This is a good thing.
Understanding why requires a bit of background: in 2003 I started Mesa Dynamics, and began to release shareware for the Mac. My titles were varied, but I had the good fortune of finding niches that allowed me to earn a respectable income. Not that I could really live off my sales— I had to supplement my earnings with consulting work—but in the 10 year lifespan of the business I probably sold about $250K worth of licenses.
The best part of being an indie dev though, was the independence. Working by myself on my own ideas was amazingly liberating. I could spend hours tweaking a few pixels. Or days implementing a feature that nobody had asked for.
In hindsight it was a lonely affair, but I could do anything I wanted. I could be productive. Or not. I could reply to a customer. Or not. I could spend a whole day designing logos. Or not.
And as long as customers paid their shareware fees I could excuse my tangential lapses of focus on “running a business.”
But I wasn’t running a business.
I was being self-indulgent.

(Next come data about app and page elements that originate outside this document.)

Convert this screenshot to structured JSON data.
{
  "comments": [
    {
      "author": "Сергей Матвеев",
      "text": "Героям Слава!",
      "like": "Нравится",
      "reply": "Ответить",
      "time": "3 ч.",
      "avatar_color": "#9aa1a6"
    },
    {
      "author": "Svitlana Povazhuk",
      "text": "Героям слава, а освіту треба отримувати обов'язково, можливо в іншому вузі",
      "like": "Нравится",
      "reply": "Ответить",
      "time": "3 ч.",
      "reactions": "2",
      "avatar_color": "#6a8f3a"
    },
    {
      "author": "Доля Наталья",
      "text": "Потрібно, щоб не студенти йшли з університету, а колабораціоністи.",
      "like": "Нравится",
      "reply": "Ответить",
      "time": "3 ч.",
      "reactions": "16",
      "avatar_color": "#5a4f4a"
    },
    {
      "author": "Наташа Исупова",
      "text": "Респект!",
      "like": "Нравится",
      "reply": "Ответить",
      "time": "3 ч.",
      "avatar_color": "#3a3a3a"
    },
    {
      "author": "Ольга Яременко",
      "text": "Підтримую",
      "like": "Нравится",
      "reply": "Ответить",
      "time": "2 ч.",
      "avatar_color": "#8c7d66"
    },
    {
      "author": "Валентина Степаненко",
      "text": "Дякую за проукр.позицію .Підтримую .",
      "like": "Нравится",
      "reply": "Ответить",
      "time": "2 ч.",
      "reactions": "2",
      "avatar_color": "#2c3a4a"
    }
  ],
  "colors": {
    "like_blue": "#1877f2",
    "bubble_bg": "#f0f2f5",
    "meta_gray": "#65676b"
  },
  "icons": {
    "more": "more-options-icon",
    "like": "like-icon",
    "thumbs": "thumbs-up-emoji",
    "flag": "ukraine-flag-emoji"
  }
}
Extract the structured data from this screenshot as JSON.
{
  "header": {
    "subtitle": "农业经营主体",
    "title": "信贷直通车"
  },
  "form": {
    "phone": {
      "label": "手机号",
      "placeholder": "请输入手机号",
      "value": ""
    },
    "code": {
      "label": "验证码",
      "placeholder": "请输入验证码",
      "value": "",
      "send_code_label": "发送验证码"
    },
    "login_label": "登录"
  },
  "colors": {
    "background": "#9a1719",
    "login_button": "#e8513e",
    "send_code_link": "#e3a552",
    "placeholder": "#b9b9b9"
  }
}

And what turned me around, what brought my salvation—which I admit only happened because of my foray into indie development—was to join a startup: a small company purchased one of my titles and I came aboard as CTO.
Only in working with others, where my responsibility was not just to revel in my own whims, but to execute on a roadmap alongside my teammates; only in raising money from investors, where my responsibility was not just to sell some licenses to buy a new development machine, but to build a viable business; only in these things could I prove to myself that I could imagine, build and put product in the hands of millions of users.
Now maybe you aren’t like me. Maybe you are a most disciplined and most efficiently productive indie dev.
But even so, let’s face it, the only thing that has changed recently is that iOS development is no longer a viable option for a lifestyle business.
Your talent, your creativity, your passion for building great software has enormous value.
And that’s why this is a good thing.
This is a huge opportunity for you. An opportunity to meet people, to find a partner, to build a team, to pitch your ideas, to look for funding.
You have a chance to show the world you can start a real business.
Trust me. There are thousands upon thousands of startups that don’t have your skills. And you have a finely honed edge.